Last weekend, DJ Esco put out a Future duets album. The mixtape, Project E.T.: Esco Terrestrial, holds Esco’s name, and he gets a production credit on nearly all of its 16 songs, but his longtime collaborator Future is the tape’s heart and soul. In the same vein as last year’s 56 Nights — another project technically credited to Esco, but widely accepted as one of Future's best mixtapes — this tape is fully immersed in the world of Atlanta's hardest-working star. Project E.T. hits Future's familiar tropes of endless nights of partying and relishing in the excess of a platinum rap life (“100it Racks”), followed by clear-eyed reflection on what it's all worth after so many wild nights (“Benjamins Burn”).
One big difference from Future's other recent projects is the sheer number of collaborators on the tape: 2 Chainz, Drake, Juicy J, Rae Sremmurd, Rich Homie Quan, and even occasional rival Young Thug all offer different sides of contemporary rap.
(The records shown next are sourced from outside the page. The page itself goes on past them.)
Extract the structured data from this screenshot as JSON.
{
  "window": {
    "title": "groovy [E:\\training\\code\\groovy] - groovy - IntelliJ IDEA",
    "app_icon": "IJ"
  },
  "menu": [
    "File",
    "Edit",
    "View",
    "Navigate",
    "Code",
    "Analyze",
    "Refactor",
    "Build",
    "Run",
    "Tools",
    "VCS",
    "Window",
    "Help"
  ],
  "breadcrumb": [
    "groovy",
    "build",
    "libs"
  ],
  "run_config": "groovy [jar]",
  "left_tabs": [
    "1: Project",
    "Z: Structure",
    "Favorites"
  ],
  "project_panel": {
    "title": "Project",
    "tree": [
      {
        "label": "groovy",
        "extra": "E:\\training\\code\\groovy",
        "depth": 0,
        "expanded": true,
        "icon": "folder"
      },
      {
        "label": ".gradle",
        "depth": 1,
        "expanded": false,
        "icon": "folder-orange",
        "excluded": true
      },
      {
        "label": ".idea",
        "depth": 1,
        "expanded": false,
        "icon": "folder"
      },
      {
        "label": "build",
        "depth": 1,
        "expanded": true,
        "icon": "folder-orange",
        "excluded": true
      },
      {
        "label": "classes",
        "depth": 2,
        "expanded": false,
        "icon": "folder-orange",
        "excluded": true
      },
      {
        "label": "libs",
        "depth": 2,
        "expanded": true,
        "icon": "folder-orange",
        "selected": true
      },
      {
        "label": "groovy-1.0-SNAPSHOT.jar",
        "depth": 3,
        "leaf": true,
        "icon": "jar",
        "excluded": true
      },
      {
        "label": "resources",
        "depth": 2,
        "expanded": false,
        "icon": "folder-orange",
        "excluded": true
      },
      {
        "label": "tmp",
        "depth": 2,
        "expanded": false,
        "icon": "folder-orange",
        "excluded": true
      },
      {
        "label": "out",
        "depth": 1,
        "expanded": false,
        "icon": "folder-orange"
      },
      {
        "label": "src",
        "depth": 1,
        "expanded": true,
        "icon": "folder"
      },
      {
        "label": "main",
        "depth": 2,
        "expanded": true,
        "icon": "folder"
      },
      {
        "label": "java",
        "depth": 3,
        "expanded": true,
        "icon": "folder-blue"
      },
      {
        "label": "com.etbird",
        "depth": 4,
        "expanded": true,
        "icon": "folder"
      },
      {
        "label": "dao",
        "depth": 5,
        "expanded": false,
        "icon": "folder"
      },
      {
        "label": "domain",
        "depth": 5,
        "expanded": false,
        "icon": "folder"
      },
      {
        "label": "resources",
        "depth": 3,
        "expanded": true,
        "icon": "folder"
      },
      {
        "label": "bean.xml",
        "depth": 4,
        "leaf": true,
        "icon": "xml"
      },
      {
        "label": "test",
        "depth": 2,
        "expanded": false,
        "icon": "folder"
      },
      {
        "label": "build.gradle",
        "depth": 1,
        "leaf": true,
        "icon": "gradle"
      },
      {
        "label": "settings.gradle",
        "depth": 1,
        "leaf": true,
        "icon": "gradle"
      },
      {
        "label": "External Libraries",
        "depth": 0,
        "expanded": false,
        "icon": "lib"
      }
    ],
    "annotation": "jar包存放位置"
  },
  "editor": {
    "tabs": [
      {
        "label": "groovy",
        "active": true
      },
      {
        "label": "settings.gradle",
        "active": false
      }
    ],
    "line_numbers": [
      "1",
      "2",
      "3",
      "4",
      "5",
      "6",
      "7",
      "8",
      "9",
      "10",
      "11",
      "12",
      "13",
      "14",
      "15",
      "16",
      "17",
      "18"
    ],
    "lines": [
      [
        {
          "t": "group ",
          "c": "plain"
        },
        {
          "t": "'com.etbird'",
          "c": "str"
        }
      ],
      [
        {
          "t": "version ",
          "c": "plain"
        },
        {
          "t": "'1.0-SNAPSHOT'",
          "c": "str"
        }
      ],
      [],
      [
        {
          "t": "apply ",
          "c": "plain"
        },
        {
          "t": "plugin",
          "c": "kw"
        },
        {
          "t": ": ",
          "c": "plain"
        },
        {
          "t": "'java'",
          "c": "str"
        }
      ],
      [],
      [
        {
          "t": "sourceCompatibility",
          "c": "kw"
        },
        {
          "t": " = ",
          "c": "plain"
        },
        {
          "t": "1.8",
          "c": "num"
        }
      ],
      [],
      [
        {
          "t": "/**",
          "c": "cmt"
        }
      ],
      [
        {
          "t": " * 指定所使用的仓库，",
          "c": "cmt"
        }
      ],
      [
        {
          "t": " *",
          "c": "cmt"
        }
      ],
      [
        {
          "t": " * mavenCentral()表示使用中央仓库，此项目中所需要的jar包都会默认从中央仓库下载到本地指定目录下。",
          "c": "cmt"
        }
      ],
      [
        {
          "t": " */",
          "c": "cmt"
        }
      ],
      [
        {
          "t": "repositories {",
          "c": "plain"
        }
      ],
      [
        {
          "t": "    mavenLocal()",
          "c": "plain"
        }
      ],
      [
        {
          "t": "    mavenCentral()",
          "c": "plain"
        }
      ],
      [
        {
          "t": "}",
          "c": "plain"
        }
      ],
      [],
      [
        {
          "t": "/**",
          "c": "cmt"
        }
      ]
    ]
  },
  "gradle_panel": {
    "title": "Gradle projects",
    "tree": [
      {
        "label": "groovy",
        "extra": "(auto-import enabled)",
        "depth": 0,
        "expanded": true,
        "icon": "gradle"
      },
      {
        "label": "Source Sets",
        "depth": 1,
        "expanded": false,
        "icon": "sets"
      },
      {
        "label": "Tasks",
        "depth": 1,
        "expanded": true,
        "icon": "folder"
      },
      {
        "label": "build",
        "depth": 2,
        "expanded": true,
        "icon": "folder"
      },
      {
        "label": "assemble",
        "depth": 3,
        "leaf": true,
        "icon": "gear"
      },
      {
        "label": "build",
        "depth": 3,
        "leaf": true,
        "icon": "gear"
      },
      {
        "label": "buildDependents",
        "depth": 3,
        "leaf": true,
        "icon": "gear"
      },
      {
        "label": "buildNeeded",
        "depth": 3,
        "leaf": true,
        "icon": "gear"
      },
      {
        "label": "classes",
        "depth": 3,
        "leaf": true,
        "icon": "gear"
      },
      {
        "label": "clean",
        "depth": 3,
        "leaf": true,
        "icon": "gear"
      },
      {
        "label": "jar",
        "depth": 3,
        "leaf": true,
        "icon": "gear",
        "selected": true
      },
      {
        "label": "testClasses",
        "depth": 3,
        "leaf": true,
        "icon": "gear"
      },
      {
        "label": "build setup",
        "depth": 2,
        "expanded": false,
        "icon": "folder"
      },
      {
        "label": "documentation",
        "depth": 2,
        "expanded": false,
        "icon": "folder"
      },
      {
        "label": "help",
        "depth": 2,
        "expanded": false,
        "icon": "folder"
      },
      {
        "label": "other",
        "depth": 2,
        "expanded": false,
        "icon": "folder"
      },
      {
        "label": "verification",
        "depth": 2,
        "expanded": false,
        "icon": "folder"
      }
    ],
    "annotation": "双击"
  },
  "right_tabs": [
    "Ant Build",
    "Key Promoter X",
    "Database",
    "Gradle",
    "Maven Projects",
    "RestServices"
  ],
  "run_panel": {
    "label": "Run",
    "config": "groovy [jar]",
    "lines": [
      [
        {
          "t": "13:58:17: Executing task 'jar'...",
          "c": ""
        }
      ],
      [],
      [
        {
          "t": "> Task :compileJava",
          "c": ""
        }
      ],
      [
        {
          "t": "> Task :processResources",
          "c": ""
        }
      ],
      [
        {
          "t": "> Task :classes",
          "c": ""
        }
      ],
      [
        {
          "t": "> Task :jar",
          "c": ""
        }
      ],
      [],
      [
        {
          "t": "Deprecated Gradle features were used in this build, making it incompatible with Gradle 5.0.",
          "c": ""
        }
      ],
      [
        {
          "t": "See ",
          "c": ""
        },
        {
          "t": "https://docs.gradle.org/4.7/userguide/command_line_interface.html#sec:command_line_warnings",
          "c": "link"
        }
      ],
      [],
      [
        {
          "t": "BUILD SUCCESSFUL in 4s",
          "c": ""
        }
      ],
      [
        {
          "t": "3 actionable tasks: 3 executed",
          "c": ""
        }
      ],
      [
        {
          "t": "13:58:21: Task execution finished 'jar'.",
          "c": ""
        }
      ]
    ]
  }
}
Rich Homie Quan gets melodic and wistful on “Champagne Shower,” Rae Sremmurd provide a burst of trap energy with “Party Pack,” and Young Thug’s “Who” plays his vocal dexterity off of Future’s world-weary mood. But the best guest spot goes to Philadelphia rapper Lil Uzi Vert — it's easy to skim past his name on a tracklist full of so many A-listers, but he steals the show with the relaxed subtlety of “Too Much Sauce.”
Lil Uzi Vert is currently riding high off his latest mixtape, April's Lil Uzi Vert vs. The World, where he took his rock star persona to new heights — he sounded more like Kanye West fronting a chiptune band than a hard-nosed street rapper like fellow Philly native Meek Mill. That willingness to stretch his sound makes Lil Uzi Vert a good match for Future. Both rappers are eager to embrace vocal manipulation and otherworldly production on the way to new frontiers, and their excitement is contagious.
On “Too Much Sauce,” producer Zaytoven's lounge-music-esque keys provide a tranquil reprieve from a tape full of booming trap bass. Future stays in the pocket for his hook, while Lil Uzi Vert bops along through his verses, basking in the warmth of his jewelry and talking down to onlookers (“Shaquille O'Neal with the haters / ’Cause I’m blocking y’all”). The song conveys an opulence that Future’s own solo music has lacked recently — he's spent much of this year wallowing in the darker end of life. Lil Uzi Vert pulls the monster into the light. Here's hoping these two rock stars get a chance to jam some more before 2016 is through.